(Records Opens)

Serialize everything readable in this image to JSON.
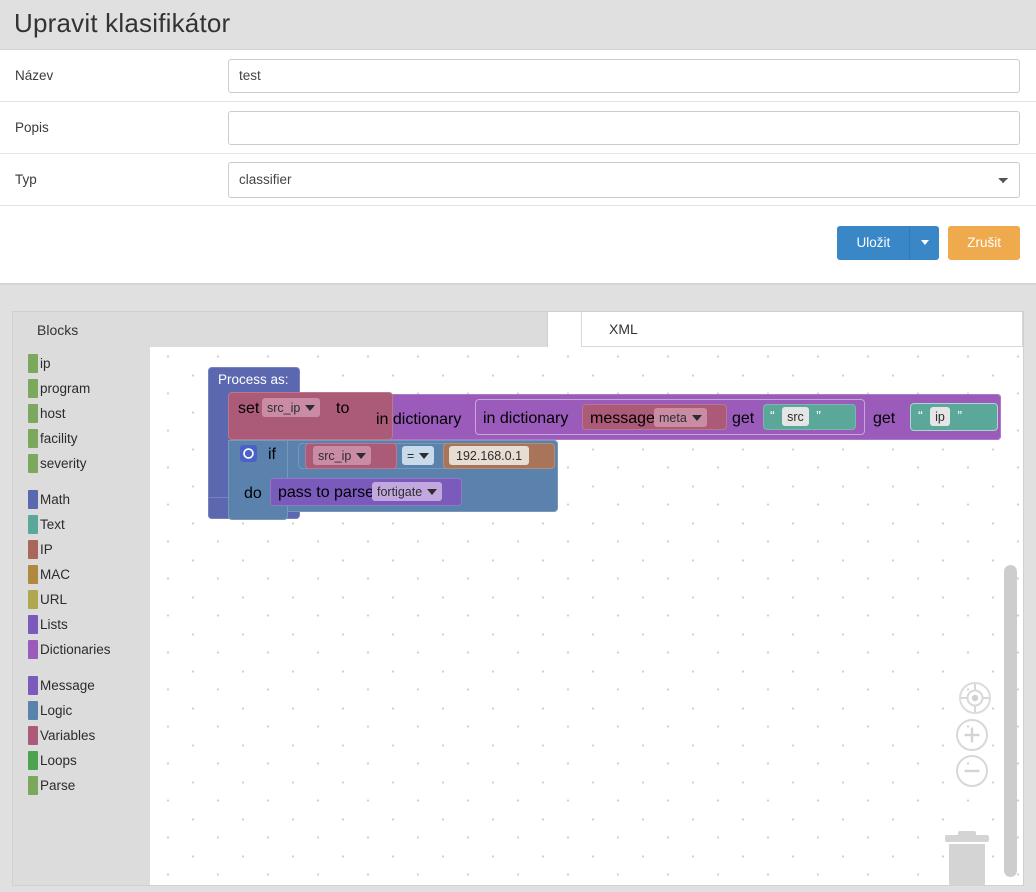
{
  "page": {
    "title": "Upravit klasifikátor"
  },
  "form": {
    "rows": [
      {
        "label": "Název",
        "type": "text",
        "value": "test",
        "placeholder": ""
      },
      {
        "label": "Popis",
        "type": "text",
        "value": "",
        "placeholder": ""
      },
      {
        "label": "Typ",
        "type": "select",
        "value": "classifier",
        "options": [
          "classifier"
        ]
      }
    ]
  },
  "actions": {
    "save_label": "Uložit",
    "save_dropdown_icon": "caret-down-icon",
    "cancel_label": "Zrušit",
    "save_color": "#3a87c8",
    "cancel_color": "#eeaa4d"
  },
  "editor": {
    "tabs": [
      {
        "label": "Blocks",
        "active": true
      },
      {
        "label": "XML",
        "active": false
      }
    ],
    "toolbox": [
      {
        "label": "ip",
        "color": "#7ba85c"
      },
      {
        "label": "program",
        "color": "#7ba85c"
      },
      {
        "label": "host",
        "color": "#7ba85c"
      },
      {
        "label": "facility",
        "color": "#7ba85c"
      },
      {
        "label": "severity",
        "color": "#7ba85c"
      },
      {
        "separator": true
      },
      {
        "label": "Math",
        "color": "#5b67ae"
      },
      {
        "label": "Text",
        "color": "#5ba89a"
      },
      {
        "label": "IP",
        "color": "#a9665a"
      },
      {
        "label": "MAC",
        "color": "#b0883f"
      },
      {
        "label": "URL",
        "color": "#b0a84f"
      },
      {
        "label": "Lists",
        "color": "#7a5bbb"
      },
      {
        "label": "Dictionaries",
        "color": "#9a5bbb"
      },
      {
        "separator": true
      },
      {
        "label": "Message",
        "color": "#7a5bbb"
      },
      {
        "label": "Logic",
        "color": "#5b82ad"
      },
      {
        "label": "Variables",
        "color": "#ab5b77"
      },
      {
        "label": "Loops",
        "color": "#4da350"
      },
      {
        "label": "Parse",
        "color": "#7ba85c"
      }
    ],
    "blocks": {
      "process_as_label": "Process as:",
      "set_label": "set",
      "set_variable": "src_ip",
      "to_label": "to",
      "dict_outer_label": "in dictionary",
      "dict_inner_label": "in dictionary",
      "message_label": "message",
      "message_field": "meta",
      "get_label_1": "get",
      "get_text_1": "src",
      "get_label_2": "get",
      "get_text_2": "ip",
      "quote_open": "“",
      "quote_close": "”",
      "if_label": "if",
      "if_gear_icon": "gear-icon",
      "if_variable": "src_ip",
      "compare_operator": "=",
      "compare_value": "192.168.0.1",
      "do_label": "do",
      "parser_label": "pass to parser",
      "parser_value": "fortigate"
    },
    "controls": {
      "center_icon": "target-center-icon",
      "zoom_in_icon": "zoom-in-icon",
      "zoom_out_icon": "zoom-out-icon",
      "trash_icon": "trash-icon"
    }
  }
}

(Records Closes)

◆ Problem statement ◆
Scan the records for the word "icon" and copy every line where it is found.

◆ Answer for the task ◆
    "save_dropdown_icon": "caret-down-icon",
      "if_gear_icon": "gear-icon",
      "center_icon": "target-center-icon",
      "zoom_in_icon": "zoom-in-icon",
      "zoom_out_icon": "zoom-out-icon",
      "trash_icon": "trash-icon"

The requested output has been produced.